**Excerpts from an interface dataset**
◇ ◇ ◇ ◇ ◇
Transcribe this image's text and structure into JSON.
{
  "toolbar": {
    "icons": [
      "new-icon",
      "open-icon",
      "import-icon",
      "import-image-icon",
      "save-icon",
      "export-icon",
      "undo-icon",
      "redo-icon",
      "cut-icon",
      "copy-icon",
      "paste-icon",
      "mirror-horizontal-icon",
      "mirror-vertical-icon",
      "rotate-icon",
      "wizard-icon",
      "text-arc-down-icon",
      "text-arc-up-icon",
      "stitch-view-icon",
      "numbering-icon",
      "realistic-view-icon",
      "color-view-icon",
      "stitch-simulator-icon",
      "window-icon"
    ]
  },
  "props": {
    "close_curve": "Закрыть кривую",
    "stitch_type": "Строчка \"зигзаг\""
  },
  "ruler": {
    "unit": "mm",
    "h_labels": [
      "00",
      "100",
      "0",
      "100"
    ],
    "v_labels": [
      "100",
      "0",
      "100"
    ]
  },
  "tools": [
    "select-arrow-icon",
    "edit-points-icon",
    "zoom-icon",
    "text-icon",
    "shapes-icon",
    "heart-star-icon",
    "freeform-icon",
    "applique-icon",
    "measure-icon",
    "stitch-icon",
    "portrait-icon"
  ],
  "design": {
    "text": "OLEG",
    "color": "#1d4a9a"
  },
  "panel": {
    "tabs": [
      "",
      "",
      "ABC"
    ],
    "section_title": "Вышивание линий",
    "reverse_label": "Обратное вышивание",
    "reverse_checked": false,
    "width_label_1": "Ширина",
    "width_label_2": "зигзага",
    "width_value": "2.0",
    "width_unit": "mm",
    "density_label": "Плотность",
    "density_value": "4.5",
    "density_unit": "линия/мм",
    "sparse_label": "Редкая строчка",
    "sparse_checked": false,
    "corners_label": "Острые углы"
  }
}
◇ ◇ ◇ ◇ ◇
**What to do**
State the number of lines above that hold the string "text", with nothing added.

**Exercise response**
5